╭──

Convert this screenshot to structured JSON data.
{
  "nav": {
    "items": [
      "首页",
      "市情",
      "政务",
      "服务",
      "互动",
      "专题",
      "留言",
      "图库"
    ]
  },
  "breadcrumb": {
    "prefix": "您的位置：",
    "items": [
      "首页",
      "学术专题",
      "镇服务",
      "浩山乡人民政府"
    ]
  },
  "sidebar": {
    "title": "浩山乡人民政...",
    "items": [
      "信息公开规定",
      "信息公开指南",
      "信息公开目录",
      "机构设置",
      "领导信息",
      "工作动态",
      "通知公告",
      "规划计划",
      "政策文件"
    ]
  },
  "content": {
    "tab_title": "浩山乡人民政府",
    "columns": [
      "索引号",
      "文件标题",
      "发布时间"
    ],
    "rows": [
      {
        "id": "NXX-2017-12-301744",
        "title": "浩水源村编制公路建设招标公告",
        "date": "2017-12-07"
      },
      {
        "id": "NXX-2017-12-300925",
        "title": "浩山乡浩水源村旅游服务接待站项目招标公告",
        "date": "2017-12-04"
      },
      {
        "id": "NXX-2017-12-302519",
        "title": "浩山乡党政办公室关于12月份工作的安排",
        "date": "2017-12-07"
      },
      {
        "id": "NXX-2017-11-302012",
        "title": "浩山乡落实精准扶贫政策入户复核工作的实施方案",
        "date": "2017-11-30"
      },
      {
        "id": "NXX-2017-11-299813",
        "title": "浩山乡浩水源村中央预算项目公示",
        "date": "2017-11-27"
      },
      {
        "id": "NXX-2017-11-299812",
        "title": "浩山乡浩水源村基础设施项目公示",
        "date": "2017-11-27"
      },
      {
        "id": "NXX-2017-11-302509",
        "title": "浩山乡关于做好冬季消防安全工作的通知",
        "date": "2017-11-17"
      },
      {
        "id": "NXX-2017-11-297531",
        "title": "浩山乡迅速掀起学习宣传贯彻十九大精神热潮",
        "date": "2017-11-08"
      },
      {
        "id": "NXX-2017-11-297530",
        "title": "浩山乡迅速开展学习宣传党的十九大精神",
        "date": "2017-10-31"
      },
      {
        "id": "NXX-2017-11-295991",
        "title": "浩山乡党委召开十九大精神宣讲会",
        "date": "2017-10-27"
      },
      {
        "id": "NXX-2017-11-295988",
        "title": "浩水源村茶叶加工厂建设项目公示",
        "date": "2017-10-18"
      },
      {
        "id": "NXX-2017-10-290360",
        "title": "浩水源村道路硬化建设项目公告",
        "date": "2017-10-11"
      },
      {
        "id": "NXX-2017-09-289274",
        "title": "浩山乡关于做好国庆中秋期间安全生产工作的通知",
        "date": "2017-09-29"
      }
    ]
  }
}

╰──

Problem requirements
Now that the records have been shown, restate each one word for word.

Output
Convert this screenshot to structured JSON data.
{
  "nav": {
    "items": [
      "首页",
      "市情",
      "政务",
      "服务",
      "互动",
      "专题",
      "留言",
      "图库"
    ]
  },
  "breadcrumb": {
    "prefix": "您的位置：",
    "items": [
      "首页",
      "学术专题",
      "镇服务",
      "浩山乡人民政府"
    ]
  },
  "sidebar": {
    "title": "浩山乡人民政...",
    "items": [
      "信息公开规定",
      "信息公开指南",
      "信息公开目录",
      "机构设置",
      "领导信息",
      "工作动态",
      "通知公告",
      "规划计划",
      "政策文件"
    ]
  },
  "content": {
    "tab_title": "浩山乡人民政府",
    "columns": [
      "索引号",
      "文件标题",
      "发布时间"
    ],
    "rows": [
      {
        "id": "NXX-2017-12-301744",
        "title": "浩水源村编制公路建设招标公告",
        "date": "2017-12-07"
      },
      {
        "id": "NXX-2017-12-300925",
        "title": "浩山乡浩水源村旅游服务接待站项目招标公告",
        "date": "2017-12-04"
      },
      {
        "id": "NXX-2017-12-302519",
        "title": "浩山乡党政办公室关于12月份工作的安排",
        "date": "2017-12-07"
      },
      {
        "id": "NXX-2017-11-302012",
        "title": "浩山乡落实精准扶贫政策入户复核工作的实施方案",
        "date": "2017-11-30"
      },
      {
        "id": "NXX-2017-11-299813",
        "title": "浩山乡浩水源村中央预算项目公示",
        "date": "2017-11-27"
      },
      {
        "id": "NXX-2017-11-299812",
        "title": "浩山乡浩水源村基础设施项目公示",
        "date": "2017-11-27"
      },
      {
        "id": "NXX-2017-11-302509",
        "title": "浩山乡关于做好冬季消防安全工作的通知",
        "date": "2017-11-17"
      },
      {
        "id": "NXX-2017-11-297531",
        "title": "浩山乡迅速掀起学习宣传贯彻十九大精神热潮",
        "date": "2017-11-08"
      },
      {
        "id": "NXX-2017-11-297530",
        "title": "浩山乡迅速开展学习宣传党的十九大精神",
        "date": "2017-10-31"
      },
      {
        "id": "NXX-2017-11-295991",
        "title": "浩山乡党委召开十九大精神宣讲会",
        "date": "2017-10-27"
      },
      {
        "id": "NXX-2017-11-295988",
        "title": "浩水源村茶叶加工厂建设项目公示",
        "date": "2017-10-18"
      },
      {
        "id": "NXX-2017-10-290360",
        "title": "浩水源村道路硬化建设项目公告",
        "date": "2017-10-11"
      },
      {
        "id": "NXX-2017-09-289274",
        "title": "浩山乡关于做好国庆中秋期间安全生产工作的通知",
        "date": "2017-09-29"
      }
    ]
  }
}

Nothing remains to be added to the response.